BEGIN Provided data
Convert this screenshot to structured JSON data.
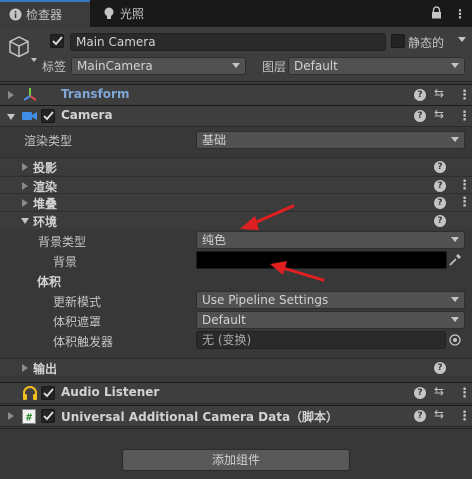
{
  "tabs": [
    {
      "label": "检查器",
      "icon": "info-icon"
    },
    {
      "label": "光照",
      "icon": "bulb-icon"
    }
  ],
  "header": {
    "name": "Main Camera",
    "static_label": "静态的",
    "tag_label": "标签",
    "tag_value": "MainCamera",
    "layer_label": "图层",
    "layer_value": "Default"
  },
  "transform": {
    "title": "Transform"
  },
  "camera": {
    "title": "Camera",
    "render_type_label": "渲染类型",
    "render_type_value": "基础",
    "sections": {
      "projection": "投影",
      "rendering": "渲染",
      "stack": "堆叠",
      "environment": "环境",
      "output": "输出"
    },
    "background_type_label": "背景类型",
    "background_type_value": "纯色",
    "background_label": "背景",
    "background_color": "#000000",
    "volumes_label": "体积",
    "update_mode_label": "更新模式",
    "update_mode_value": "Use Pipeline Settings",
    "volume_mask_label": "体积遮罩",
    "volume_mask_value": "Default",
    "volume_trigger_label": "体积触发器",
    "volume_trigger_value": "无 (变换)"
  },
  "audio_listener": {
    "title": "Audio Listener"
  },
  "urp_data": {
    "title": "Universal Additional Camera Data（脚本）"
  },
  "add_component_label": "添加组件",
  "colors": {
    "accent": "#3a79bb",
    "annotation_red": "#e02020",
    "transform_title": "#7fa6d9"
  }
}
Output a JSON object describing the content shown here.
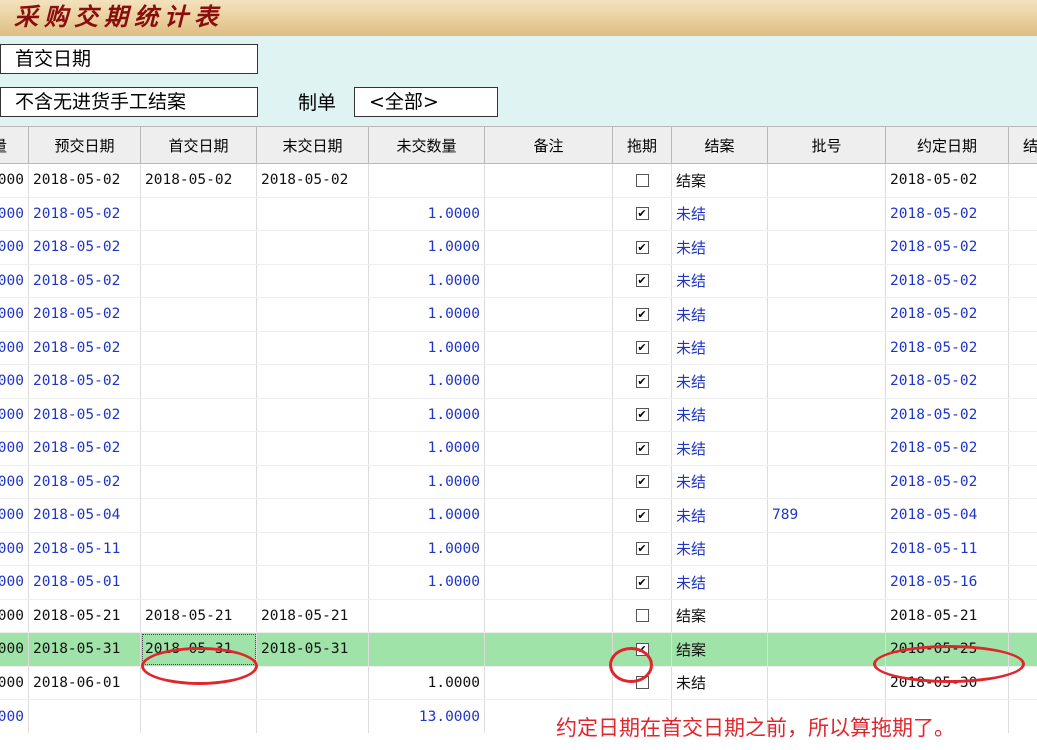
{
  "title": "采购交期统计表",
  "filters": {
    "date_type": "首交日期",
    "case_filter": "不含无进货手工结案",
    "maker_label": "制单",
    "maker_value": "<全部>"
  },
  "columns": [
    "量",
    "预交日期",
    "首交日期",
    "末交日期",
    "未交数量",
    "备注",
    "拖期",
    "结案",
    "批号",
    "约定日期",
    "结案"
  ],
  "rows": [
    {
      "qty": "000",
      "pre": "2018-05-02",
      "first": "2018-05-02",
      "last": "2018-05-02",
      "remain": "",
      "note": "",
      "delay": false,
      "status": "结案",
      "batch": "",
      "agreed": "2018-05-02",
      "kind": "closed"
    },
    {
      "qty": "000",
      "pre": "2018-05-02",
      "first": "",
      "last": "",
      "remain": "1.0000",
      "note": "",
      "delay": true,
      "status": "未结",
      "batch": "",
      "agreed": "2018-05-02",
      "kind": "open"
    },
    {
      "qty": "000",
      "pre": "2018-05-02",
      "first": "",
      "last": "",
      "remain": "1.0000",
      "note": "",
      "delay": true,
      "status": "未结",
      "batch": "",
      "agreed": "2018-05-02",
      "kind": "open"
    },
    {
      "qty": "000",
      "pre": "2018-05-02",
      "first": "",
      "last": "",
      "remain": "1.0000",
      "note": "",
      "delay": true,
      "status": "未结",
      "batch": "",
      "agreed": "2018-05-02",
      "kind": "open"
    },
    {
      "qty": "000",
      "pre": "2018-05-02",
      "first": "",
      "last": "",
      "remain": "1.0000",
      "note": "",
      "delay": true,
      "status": "未结",
      "batch": "",
      "agreed": "2018-05-02",
      "kind": "open"
    },
    {
      "qty": "000",
      "pre": "2018-05-02",
      "first": "",
      "last": "",
      "remain": "1.0000",
      "note": "",
      "delay": true,
      "status": "未结",
      "batch": "",
      "agreed": "2018-05-02",
      "kind": "open"
    },
    {
      "qty": "000",
      "pre": "2018-05-02",
      "first": "",
      "last": "",
      "remain": "1.0000",
      "note": "",
      "delay": true,
      "status": "未结",
      "batch": "",
      "agreed": "2018-05-02",
      "kind": "open"
    },
    {
      "qty": "000",
      "pre": "2018-05-02",
      "first": "",
      "last": "",
      "remain": "1.0000",
      "note": "",
      "delay": true,
      "status": "未结",
      "batch": "",
      "agreed": "2018-05-02",
      "kind": "open"
    },
    {
      "qty": "000",
      "pre": "2018-05-02",
      "first": "",
      "last": "",
      "remain": "1.0000",
      "note": "",
      "delay": true,
      "status": "未结",
      "batch": "",
      "agreed": "2018-05-02",
      "kind": "open"
    },
    {
      "qty": "000",
      "pre": "2018-05-02",
      "first": "",
      "last": "",
      "remain": "1.0000",
      "note": "",
      "delay": true,
      "status": "未结",
      "batch": "",
      "agreed": "2018-05-02",
      "kind": "open"
    },
    {
      "qty": "000",
      "pre": "2018-05-04",
      "first": "",
      "last": "",
      "remain": "1.0000",
      "note": "",
      "delay": true,
      "status": "未结",
      "batch": "789",
      "agreed": "2018-05-04",
      "kind": "open"
    },
    {
      "qty": "000",
      "pre": "2018-05-11",
      "first": "",
      "last": "",
      "remain": "1.0000",
      "note": "",
      "delay": true,
      "status": "未结",
      "batch": "",
      "agreed": "2018-05-11",
      "kind": "open"
    },
    {
      "qty": "000",
      "pre": "2018-05-01",
      "first": "",
      "last": "",
      "remain": "1.0000",
      "note": "",
      "delay": true,
      "status": "未结",
      "batch": "",
      "agreed": "2018-05-16",
      "kind": "open"
    },
    {
      "qty": "000",
      "pre": "2018-05-21",
      "first": "2018-05-21",
      "last": "2018-05-21",
      "remain": "",
      "note": "",
      "delay": false,
      "status": "结案",
      "batch": "",
      "agreed": "2018-05-21",
      "kind": "closed"
    },
    {
      "qty": "000",
      "pre": "2018-05-31",
      "first": "2018-05-31",
      "last": "2018-05-31",
      "remain": "",
      "note": "",
      "delay": true,
      "status": "结案",
      "batch": "",
      "agreed": "2018-05-25",
      "kind": "sel"
    },
    {
      "qty": "000",
      "pre": "2018-06-01",
      "first": "",
      "last": "",
      "remain": "1.0000",
      "note": "",
      "delay": false,
      "status": "未结",
      "batch": "",
      "agreed": "2018-05-30",
      "kind": "closed"
    }
  ],
  "summary": {
    "qty": "000",
    "remain": "13.0000"
  },
  "annotation": "约定日期在首交日期之前，所以算拖期了。",
  "colors": {
    "accent_red": "#e0262d",
    "open_text": "#1f35c6",
    "selected_row": "#9fe3a8",
    "filter_bg": "#dff3f3"
  }
}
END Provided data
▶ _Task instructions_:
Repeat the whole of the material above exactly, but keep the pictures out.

▶ _Reply to the task_:
Convert this screenshot to structured JSON data.
{
  "tabs": [
    {
      "label": "检查器",
      "icon": "info-icon"
    },
    {
      "label": "光照",
      "icon": "bulb-icon"
    }
  ],
  "header": {
    "name": "Main Camera",
    "static_label": "静态的",
    "tag_label": "标签",
    "tag_value": "MainCamera",
    "layer_label": "图层",
    "layer_value": "Default"
  },
  "transform": {
    "title": "Transform"
  },
  "camera": {
    "title": "Camera",
    "render_type_label": "渲染类型",
    "render_type_value": "基础",
    "sections": {
      "projection": "投影",
      "rendering": "渲染",
      "stack": "堆叠",
      "environment": "环境",
      "output": "输出"
    },
    "background_type_label": "背景类型",
    "background_type_value": "纯色",
    "background_label": "背景",
    "background_color": "#000000",
    "volumes_label": "体积",
    "update_mode_label": "更新模式",
    "update_mode_value": "Use Pipeline Settings",
    "volume_mask_label": "体积遮罩",
    "volume_mask_value": "Default",
    "volume_trigger_label": "体积触发器",
    "volume_trigger_value": "无 (变换)"
  },
  "audio_listener": {
    "title": "Audio Listener"
  },
  "urp_data": {
    "title": "Universal Additional Camera Data（脚本）"
  },
  "add_component_label": "添加组件",
  "colors": {
    "accent": "#3a79bb",
    "annotation_red": "#e02020",
    "transform_title": "#7fa6d9"
  }
}
Output a JSON object describing the content shown here.
{
  "title": "采购交期统计表",
  "filters": {
    "date_type": "首交日期",
    "case_filter": "不含无进货手工结案",
    "maker_label": "制单",
    "maker_value": "<全部>"
  },
  "columns": [
    "量",
    "预交日期",
    "首交日期",
    "末交日期",
    "未交数量",
    "备注",
    "拖期",
    "结案",
    "批号",
    "约定日期",
    "结案"
  ],
  "rows": [
    {
      "qty": "000",
      "pre": "2018-05-02",
      "first": "2018-05-02",
      "last": "2018-05-02",
      "remain": "",
      "note": "",
      "delay": false,
      "status": "结案",
      "batch": "",
      "agreed": "2018-05-02",
      "kind": "closed"
    },
    {
      "qty": "000",
      "pre": "2018-05-02",
      "first": "",
      "last": "",
      "remain": "1.0000",
      "note": "",
      "delay": true,
      "status": "未结",
      "batch": "",
      "agreed": "2018-05-02",
      "kind": "open"
    },
    {
      "qty": "000",
      "pre": "2018-05-02",
      "first": "",
      "last": "",
      "remain": "1.0000",
      "note": "",
      "delay": true,
      "status": "未结",
      "batch": "",
      "agreed": "2018-05-02",
      "kind": "open"
    },
    {
      "qty": "000",
      "pre": "2018-05-02",
      "first": "",
      "last": "",
      "remain": "1.0000",
      "note": "",
      "delay": true,
      "status": "未结",
      "batch": "",
      "agreed": "2018-05-02",
      "kind": "open"
    },
    {
      "qty": "000",
      "pre": "2018-05-02",
      "first": "",
      "last": "",
      "remain": "1.0000",
      "note": "",
      "delay": true,
      "status": "未结",
      "batch": "",
      "agreed": "2018-05-02",
      "kind": "open"
    },
    {
      "qty": "000",
      "pre": "2018-05-02",
      "first": "",
      "last": "",
      "remain": "1.0000",
      "note": "",
      "delay": true,
      "status": "未结",
      "batch": "",
      "agreed": "2018-05-02",
      "kind": "open"
    },
    {
      "qty": "000",
      "pre": "2018-05-02",
      "first": "",
      "last": "",
      "remain": "1.0000",
      "note": "",
      "delay": true,
      "status": "未结",
      "batch": "",
      "agreed": "2018-05-02",
      "kind": "open"
    },
    {
      "qty": "000",
      "pre": "2018-05-02",
      "first": "",
      "last": "",
      "remain": "1.0000",
      "note": "",
      "delay": true,
      "status": "未结",
      "batch": "",
      "agreed": "2018-05-02",
      "kind": "open"
    },
    {
      "qty": "000",
      "pre": "2018-05-02",
      "first": "",
      "last": "",
      "remain": "1.0000",
      "note": "",
      "delay": true,
      "status": "未结",
      "batch": "",
      "agreed": "2018-05-02",
      "kind": "open"
    },
    {
      "qty": "000",
      "pre": "2018-05-02",
      "first": "",
      "last": "",
      "remain": "1.0000",
      "note": "",
      "delay": true,
      "status": "未结",
      "batch": "",
      "agreed": "2018-05-02",
      "kind": "open"
    },
    {
      "qty": "000",
      "pre": "2018-05-04",
      "first": "",
      "last": "",
      "remain": "1.0000",
      "note": "",
      "delay": true,
      "status": "未结",
      "batch": "789",
      "agreed": "2018-05-04",
      "kind": "open"
    },
    {
      "qty": "000",
      "pre": "2018-05-11",
      "first": "",
      "last": "",
      "remain": "1.0000",
      "note": "",
      "delay": true,
      "status": "未结",
      "batch": "",
      "agreed": "2018-05-11",
      "kind": "open"
    },
    {
      "qty": "000",
      "pre": "2018-05-01",
      "first": "",
      "last": "",
      "remain": "1.0000",
      "note": "",
      "delay": true,
      "status": "未结",
      "batch": "",
      "agreed": "2018-05-16",
      "kind": "open"
    },
    {
      "qty": "000",
      "pre": "2018-05-21",
      "first": "2018-05-21",
      "last": "2018-05-21",
      "remain": "",
      "note": "",
      "delay": false,
      "status": "结案",
      "batch": "",
      "agreed": "2018-05-21",
      "kind": "closed"
    },
    {
      "qty": "000",
      "pre": "2018-05-31",
      "first": "2018-05-31",
      "last": "2018-05-31",
      "remain": "",
      "note": "",
      "delay": true,
      "status": "结案",
      "batch": "",
      "agreed": "2018-05-25",
      "kind": "sel"
    },
    {
      "qty": "000",
      "pre": "2018-06-01",
      "first": "",
      "last": "",
      "remain": "1.0000",
      "note": "",
      "delay": false,
      "status": "未结",
      "batch": "",
      "agreed": "2018-05-30",
      "kind": "closed"
    }
  ],
  "summary": {
    "qty": "000",
    "remain": "13.0000"
  },
  "annotation": "约定日期在首交日期之前，所以算拖期了。",
  "colors": {
    "accent_red": "#e0262d",
    "open_text": "#1f35c6",
    "selected_row": "#9fe3a8",
    "filter_bg": "#dff3f3"
  }
}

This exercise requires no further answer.